Data for processing:
++++++
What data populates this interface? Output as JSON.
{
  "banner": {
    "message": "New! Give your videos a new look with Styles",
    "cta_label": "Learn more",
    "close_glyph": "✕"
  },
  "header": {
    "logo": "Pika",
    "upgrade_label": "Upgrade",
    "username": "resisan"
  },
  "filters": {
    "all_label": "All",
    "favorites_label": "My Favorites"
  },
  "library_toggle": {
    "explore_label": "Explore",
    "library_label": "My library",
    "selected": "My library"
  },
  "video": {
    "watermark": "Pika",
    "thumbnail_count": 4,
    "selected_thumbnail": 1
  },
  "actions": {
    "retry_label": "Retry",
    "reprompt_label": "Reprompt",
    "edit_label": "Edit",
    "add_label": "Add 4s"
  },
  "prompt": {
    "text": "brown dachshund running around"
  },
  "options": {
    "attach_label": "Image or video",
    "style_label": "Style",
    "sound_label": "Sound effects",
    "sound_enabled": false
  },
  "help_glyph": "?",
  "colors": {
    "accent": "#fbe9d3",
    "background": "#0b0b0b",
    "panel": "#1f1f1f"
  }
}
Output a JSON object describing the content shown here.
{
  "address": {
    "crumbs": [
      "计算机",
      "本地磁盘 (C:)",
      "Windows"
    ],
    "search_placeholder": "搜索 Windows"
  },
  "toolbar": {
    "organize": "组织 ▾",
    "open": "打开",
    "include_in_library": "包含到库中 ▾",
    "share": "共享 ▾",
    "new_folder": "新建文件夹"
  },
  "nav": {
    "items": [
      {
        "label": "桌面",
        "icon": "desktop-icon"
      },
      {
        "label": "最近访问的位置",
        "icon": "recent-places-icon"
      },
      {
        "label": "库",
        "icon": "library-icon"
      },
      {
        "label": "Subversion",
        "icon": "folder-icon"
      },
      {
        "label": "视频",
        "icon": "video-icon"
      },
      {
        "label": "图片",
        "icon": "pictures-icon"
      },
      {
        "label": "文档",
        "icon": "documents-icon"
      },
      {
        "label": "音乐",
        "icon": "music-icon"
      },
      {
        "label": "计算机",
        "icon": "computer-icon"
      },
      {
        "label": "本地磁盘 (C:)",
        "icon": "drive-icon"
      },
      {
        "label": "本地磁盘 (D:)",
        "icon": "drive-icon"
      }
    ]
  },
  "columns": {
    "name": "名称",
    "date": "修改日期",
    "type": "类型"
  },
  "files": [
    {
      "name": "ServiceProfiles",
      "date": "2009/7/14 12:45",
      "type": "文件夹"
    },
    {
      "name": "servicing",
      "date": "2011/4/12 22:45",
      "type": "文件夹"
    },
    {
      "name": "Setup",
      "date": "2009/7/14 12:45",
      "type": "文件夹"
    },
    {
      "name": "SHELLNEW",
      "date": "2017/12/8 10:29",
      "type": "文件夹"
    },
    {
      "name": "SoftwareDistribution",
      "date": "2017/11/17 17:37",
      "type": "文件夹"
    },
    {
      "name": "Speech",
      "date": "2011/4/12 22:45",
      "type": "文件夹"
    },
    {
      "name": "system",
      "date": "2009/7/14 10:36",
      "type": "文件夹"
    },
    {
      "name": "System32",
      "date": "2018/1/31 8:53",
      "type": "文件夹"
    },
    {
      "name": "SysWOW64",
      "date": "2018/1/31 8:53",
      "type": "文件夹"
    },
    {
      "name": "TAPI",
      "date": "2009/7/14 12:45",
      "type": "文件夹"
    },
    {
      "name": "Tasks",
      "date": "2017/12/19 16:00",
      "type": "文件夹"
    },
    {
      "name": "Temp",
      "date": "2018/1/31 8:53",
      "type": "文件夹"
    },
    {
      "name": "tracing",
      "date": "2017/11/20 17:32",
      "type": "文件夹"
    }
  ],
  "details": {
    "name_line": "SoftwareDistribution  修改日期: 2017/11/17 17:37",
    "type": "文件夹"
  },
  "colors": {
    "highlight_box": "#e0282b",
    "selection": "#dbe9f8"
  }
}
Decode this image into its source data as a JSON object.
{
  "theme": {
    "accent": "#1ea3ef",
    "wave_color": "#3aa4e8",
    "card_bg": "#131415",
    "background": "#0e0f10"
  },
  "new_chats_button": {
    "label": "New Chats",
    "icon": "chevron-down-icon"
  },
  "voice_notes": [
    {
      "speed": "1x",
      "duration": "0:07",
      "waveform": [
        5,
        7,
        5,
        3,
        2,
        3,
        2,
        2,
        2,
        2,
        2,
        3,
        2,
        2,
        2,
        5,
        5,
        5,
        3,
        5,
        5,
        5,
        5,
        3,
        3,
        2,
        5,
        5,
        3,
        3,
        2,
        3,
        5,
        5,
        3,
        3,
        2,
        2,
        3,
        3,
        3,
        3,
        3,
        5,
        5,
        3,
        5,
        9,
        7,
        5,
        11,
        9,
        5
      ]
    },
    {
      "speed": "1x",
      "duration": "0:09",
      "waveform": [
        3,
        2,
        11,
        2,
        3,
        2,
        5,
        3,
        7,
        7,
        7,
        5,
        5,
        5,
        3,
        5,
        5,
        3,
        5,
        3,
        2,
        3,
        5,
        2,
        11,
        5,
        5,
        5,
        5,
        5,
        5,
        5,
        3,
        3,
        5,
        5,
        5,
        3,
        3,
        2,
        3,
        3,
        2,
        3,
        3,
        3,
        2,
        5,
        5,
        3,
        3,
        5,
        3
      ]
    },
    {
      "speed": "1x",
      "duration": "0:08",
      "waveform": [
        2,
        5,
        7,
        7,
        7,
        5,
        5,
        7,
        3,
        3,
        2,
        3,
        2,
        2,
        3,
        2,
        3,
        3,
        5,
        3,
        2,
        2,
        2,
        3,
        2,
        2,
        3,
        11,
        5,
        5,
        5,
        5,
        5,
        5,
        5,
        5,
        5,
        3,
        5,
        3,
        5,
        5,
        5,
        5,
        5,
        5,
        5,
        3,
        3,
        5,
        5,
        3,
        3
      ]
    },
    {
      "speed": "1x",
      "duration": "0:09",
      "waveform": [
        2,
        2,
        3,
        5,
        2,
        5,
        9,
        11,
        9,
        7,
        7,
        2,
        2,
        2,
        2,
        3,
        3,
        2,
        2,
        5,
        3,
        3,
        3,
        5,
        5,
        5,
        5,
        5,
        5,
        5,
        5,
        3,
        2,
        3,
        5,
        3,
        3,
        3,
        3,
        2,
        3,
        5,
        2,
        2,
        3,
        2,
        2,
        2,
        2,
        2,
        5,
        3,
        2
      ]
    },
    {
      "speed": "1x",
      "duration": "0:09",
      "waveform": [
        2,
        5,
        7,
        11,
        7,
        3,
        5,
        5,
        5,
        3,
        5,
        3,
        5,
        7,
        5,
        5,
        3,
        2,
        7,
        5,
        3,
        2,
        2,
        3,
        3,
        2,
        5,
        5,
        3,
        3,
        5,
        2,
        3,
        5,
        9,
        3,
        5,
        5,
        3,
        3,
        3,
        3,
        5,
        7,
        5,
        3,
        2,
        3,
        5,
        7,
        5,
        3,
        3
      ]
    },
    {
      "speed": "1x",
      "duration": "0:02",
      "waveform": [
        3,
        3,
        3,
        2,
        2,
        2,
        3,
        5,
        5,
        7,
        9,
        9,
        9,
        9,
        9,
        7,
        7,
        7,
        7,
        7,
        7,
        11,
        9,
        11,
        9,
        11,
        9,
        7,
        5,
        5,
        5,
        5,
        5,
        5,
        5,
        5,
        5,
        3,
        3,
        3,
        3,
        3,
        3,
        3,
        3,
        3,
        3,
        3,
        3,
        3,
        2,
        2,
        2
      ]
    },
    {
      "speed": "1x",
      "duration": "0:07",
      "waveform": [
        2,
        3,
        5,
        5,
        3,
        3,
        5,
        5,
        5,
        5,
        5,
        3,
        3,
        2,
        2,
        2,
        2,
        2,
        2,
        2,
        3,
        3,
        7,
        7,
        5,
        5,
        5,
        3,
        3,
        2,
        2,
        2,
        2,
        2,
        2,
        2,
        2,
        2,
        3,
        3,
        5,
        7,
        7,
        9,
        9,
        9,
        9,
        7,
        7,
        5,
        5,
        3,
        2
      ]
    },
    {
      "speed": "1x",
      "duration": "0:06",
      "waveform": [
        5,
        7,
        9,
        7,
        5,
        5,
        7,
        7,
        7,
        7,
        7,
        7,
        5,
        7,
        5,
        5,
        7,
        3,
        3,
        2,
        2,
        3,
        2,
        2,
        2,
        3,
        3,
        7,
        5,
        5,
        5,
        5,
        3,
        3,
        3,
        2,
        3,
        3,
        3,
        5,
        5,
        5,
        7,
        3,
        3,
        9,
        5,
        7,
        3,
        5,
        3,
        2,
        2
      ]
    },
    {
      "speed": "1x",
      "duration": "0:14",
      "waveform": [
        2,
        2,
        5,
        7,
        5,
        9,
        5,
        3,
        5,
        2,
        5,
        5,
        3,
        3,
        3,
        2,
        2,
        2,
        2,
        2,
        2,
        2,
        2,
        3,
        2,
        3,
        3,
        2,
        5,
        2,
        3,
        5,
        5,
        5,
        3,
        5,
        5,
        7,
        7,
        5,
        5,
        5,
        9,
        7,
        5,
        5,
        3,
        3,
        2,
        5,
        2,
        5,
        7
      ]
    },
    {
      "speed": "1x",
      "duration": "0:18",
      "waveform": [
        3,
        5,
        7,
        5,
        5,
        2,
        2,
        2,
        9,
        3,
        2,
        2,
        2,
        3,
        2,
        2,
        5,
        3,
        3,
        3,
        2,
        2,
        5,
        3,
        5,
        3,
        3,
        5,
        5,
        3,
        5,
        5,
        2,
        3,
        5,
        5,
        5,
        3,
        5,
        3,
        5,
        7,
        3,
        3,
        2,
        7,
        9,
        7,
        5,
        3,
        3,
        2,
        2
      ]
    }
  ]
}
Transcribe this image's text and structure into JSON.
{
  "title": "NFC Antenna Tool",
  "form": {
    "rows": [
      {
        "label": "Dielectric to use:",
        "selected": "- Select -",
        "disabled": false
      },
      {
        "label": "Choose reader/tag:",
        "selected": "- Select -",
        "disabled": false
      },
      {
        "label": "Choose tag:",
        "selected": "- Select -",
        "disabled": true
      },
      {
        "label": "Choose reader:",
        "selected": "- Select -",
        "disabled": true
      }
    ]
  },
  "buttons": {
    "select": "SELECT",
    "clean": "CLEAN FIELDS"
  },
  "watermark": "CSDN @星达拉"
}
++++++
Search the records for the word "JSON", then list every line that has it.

What data populates this interface? Output as JSON.
Output a JSON object describing the content shown here.
Decode this image into its source data as a JSON object.
Transcribe this image's text and structure into JSON.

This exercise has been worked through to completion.